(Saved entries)
* * *

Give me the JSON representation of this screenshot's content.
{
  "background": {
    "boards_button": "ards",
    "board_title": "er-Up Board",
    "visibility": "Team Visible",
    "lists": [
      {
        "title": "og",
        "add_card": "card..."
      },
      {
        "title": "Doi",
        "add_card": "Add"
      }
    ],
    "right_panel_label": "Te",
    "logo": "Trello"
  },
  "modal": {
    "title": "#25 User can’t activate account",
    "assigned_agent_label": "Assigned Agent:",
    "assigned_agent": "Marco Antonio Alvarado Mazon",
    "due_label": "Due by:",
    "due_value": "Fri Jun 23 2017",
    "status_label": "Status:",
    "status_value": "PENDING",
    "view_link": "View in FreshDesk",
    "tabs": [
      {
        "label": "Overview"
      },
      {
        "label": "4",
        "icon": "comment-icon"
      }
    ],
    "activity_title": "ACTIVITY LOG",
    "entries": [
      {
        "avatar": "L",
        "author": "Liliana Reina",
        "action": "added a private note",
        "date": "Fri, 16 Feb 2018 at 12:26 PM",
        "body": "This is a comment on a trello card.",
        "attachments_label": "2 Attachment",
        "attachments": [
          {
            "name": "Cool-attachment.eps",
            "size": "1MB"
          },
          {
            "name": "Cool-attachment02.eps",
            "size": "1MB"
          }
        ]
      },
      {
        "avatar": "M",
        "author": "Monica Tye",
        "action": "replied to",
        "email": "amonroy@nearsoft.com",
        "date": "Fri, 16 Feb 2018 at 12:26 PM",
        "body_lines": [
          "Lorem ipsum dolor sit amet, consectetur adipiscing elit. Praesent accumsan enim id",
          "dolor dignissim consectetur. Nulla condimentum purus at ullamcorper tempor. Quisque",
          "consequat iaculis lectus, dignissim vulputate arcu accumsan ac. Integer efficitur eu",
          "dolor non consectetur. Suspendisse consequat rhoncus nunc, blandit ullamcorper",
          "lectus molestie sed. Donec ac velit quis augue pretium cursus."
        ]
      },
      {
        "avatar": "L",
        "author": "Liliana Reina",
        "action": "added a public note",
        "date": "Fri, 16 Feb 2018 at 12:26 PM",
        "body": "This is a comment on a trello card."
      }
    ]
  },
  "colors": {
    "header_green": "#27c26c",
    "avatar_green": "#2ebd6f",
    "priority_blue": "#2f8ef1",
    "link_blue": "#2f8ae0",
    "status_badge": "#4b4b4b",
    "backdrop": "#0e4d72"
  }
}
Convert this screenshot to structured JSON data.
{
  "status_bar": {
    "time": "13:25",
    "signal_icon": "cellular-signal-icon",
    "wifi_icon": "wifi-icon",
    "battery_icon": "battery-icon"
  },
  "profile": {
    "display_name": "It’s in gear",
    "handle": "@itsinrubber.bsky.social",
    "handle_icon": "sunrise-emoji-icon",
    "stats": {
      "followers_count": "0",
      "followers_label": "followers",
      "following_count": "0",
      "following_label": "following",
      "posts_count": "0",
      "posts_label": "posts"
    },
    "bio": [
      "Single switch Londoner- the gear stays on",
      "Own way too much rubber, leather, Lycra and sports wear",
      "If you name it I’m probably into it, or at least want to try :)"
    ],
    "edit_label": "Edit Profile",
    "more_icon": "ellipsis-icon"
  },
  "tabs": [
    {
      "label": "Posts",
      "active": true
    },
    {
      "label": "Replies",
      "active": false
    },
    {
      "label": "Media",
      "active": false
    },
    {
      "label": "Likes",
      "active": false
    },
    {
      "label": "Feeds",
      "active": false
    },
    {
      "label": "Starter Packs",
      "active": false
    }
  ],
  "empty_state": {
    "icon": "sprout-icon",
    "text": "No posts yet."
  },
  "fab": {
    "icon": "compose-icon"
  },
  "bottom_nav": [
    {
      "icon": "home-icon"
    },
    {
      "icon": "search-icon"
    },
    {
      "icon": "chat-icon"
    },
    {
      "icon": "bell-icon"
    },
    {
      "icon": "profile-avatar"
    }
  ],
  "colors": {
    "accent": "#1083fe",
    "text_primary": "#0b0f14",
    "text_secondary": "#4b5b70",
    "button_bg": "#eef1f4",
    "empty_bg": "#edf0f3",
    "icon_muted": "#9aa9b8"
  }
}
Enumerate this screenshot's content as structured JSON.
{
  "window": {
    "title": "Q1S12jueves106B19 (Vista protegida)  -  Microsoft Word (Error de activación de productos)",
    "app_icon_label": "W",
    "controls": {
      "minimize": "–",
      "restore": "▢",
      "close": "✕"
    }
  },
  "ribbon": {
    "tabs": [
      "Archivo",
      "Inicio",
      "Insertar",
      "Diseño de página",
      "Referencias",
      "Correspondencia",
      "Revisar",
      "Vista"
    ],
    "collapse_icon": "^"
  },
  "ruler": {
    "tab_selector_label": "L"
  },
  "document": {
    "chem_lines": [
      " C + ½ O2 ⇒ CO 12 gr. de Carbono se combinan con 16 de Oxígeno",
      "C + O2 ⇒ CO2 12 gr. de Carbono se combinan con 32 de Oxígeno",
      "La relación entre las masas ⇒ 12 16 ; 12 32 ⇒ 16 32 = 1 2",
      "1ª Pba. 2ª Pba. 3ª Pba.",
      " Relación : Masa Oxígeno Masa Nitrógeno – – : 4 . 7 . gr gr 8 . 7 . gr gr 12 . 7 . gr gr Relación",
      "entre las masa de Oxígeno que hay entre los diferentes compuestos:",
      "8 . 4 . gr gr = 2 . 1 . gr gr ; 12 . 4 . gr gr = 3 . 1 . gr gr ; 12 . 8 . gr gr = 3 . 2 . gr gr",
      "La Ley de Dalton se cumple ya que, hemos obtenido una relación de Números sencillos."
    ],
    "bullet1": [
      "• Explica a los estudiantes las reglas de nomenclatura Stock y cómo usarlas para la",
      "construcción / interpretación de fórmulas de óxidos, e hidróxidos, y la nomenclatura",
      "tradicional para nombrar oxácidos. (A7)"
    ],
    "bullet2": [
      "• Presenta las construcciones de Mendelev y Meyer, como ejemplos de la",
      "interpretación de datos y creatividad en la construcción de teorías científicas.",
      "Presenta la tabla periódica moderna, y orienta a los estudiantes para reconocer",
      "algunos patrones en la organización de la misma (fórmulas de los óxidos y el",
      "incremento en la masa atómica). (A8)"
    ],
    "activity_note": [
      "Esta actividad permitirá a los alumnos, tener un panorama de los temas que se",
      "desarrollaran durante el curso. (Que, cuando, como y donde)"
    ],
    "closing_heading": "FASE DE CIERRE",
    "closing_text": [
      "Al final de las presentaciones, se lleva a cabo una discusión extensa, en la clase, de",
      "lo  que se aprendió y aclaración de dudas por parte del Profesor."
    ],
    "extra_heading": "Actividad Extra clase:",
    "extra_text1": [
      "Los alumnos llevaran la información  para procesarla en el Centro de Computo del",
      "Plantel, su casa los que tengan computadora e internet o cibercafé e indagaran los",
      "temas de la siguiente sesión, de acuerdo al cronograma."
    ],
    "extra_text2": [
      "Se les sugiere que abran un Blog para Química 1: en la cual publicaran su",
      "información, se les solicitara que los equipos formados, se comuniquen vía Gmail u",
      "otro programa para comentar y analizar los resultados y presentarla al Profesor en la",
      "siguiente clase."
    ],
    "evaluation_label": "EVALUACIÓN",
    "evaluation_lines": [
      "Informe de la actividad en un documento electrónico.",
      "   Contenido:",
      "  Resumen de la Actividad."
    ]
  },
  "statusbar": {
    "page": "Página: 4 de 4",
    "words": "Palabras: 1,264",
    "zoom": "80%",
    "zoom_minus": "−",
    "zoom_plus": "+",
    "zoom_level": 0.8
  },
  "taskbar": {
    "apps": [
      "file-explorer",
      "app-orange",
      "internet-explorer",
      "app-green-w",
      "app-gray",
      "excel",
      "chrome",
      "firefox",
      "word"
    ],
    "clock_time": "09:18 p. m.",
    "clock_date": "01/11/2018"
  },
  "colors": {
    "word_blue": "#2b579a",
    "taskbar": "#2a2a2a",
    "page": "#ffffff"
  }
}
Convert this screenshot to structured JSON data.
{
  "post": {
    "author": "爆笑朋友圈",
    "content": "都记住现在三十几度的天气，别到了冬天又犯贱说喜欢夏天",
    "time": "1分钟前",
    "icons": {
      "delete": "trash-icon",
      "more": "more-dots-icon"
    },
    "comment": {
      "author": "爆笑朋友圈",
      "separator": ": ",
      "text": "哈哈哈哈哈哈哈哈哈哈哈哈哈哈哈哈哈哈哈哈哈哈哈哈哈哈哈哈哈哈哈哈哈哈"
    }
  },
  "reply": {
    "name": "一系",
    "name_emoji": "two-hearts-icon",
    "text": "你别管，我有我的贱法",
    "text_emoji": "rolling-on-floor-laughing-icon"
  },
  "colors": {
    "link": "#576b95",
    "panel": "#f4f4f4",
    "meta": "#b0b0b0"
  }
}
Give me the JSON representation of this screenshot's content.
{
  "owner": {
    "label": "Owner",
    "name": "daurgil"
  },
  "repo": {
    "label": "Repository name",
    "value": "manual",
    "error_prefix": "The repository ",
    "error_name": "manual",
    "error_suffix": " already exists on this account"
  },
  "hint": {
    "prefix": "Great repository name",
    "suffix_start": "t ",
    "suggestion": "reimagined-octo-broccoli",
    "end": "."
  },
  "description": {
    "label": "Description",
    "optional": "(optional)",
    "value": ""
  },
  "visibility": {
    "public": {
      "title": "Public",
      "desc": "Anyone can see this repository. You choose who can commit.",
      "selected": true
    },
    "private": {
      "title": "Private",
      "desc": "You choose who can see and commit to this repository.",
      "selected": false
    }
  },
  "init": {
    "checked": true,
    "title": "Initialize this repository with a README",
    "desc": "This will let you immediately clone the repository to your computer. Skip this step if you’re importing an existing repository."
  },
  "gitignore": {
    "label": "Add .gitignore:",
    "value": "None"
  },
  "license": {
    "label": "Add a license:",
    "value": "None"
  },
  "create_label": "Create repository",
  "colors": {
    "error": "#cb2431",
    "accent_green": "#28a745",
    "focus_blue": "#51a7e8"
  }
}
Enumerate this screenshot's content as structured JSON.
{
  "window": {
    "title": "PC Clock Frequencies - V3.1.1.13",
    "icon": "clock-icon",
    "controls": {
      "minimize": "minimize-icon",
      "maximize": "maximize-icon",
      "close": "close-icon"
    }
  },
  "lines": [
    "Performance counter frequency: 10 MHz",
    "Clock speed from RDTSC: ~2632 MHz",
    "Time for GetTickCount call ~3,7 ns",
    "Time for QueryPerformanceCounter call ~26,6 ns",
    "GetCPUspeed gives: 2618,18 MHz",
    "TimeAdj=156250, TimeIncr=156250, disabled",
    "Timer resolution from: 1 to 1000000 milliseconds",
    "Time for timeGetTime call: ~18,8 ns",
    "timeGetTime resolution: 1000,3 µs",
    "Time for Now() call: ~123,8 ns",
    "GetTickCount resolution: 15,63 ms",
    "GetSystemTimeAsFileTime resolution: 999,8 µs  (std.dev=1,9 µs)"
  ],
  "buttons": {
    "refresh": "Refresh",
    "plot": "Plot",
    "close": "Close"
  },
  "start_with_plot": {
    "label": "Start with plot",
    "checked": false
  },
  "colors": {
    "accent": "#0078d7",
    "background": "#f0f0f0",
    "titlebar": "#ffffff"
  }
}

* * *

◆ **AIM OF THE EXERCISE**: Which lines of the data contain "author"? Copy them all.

◆ **ANSWER TO THE EXERCISE**:
        "author": "Liliana Reina",
        "author": "Monica Tye",
        "author": "Liliana Reina",
    "author": "爆笑朋友圈",
      "author": "爆笑朋友圈",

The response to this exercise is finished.